Some of these fruits have been used during the Novena video series I mentioned last week, which is available on YouTube.

This week I would like us all to remember those who have had to postpone or delay Sacraments which we would normally celebrate in our churches. Those who would have been Baptised, those who were preparing for their First Holy Communion, those preparing for reception into the Church, those who should have been Confirmed, those who should have been ordained. We also remember all the families who haven’t been able to have funeral services of loved ones in church with all of the friends and families of their dearly departed loved one present. I pray for an outpouring of the Holy Spirit on all of these families, on our Church and on our World at this time, so that we can experience the deep joy felt by the Apostles when they heard Our Lord say those precious words – “Peace be with you”.

Deacon Tony Darroch, 29th May 2020.

If you are struggling to find resources or would like suggestions please email me on adarroch@portsmouthdiocese.org.uk or if you would appreciate the odd call from me during this time please send me a message with your contact details and I will get in touch.

1 Placid Murray, 100 Liturgical Homilies,(The Columba Press, Dublin, 1988)50.

2 Fairchild, Mary. “A Christian Perspective on the Feast of Pentecost.” Learn Religions, Apr. 3, 2020, learnreligions.com/feast-of-pentecost-700186.

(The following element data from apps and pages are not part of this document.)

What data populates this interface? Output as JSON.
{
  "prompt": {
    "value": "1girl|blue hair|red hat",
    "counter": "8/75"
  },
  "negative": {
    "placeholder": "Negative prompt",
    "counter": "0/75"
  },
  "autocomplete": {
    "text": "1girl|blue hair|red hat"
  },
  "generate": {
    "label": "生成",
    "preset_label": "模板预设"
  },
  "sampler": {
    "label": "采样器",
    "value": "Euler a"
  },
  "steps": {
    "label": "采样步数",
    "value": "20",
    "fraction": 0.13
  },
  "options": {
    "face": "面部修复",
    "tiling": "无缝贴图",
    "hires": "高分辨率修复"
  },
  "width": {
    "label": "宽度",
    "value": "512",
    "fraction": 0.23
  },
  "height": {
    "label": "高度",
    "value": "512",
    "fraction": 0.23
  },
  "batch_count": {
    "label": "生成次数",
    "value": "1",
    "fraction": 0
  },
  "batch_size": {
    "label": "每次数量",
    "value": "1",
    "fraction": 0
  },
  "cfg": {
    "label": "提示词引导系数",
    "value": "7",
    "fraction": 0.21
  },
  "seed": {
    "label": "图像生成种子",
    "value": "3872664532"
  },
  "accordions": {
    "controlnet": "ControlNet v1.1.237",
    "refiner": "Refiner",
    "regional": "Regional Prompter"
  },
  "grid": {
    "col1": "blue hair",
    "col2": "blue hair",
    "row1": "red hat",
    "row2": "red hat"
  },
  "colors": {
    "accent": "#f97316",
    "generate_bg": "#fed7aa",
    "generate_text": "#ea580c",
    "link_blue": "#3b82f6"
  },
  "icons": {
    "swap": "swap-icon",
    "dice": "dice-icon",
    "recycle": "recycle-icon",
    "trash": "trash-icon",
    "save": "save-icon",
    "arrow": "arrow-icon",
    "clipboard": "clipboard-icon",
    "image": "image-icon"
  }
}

3 Fruits of the Holy Spirit, available from https://www.loyolapress.com/catholic-resources/scripture-and-tradition/catholic-basics/catholic-beliefs-and-practices/fruits-of-the-holy-spirit/ accessed 29th May 2020.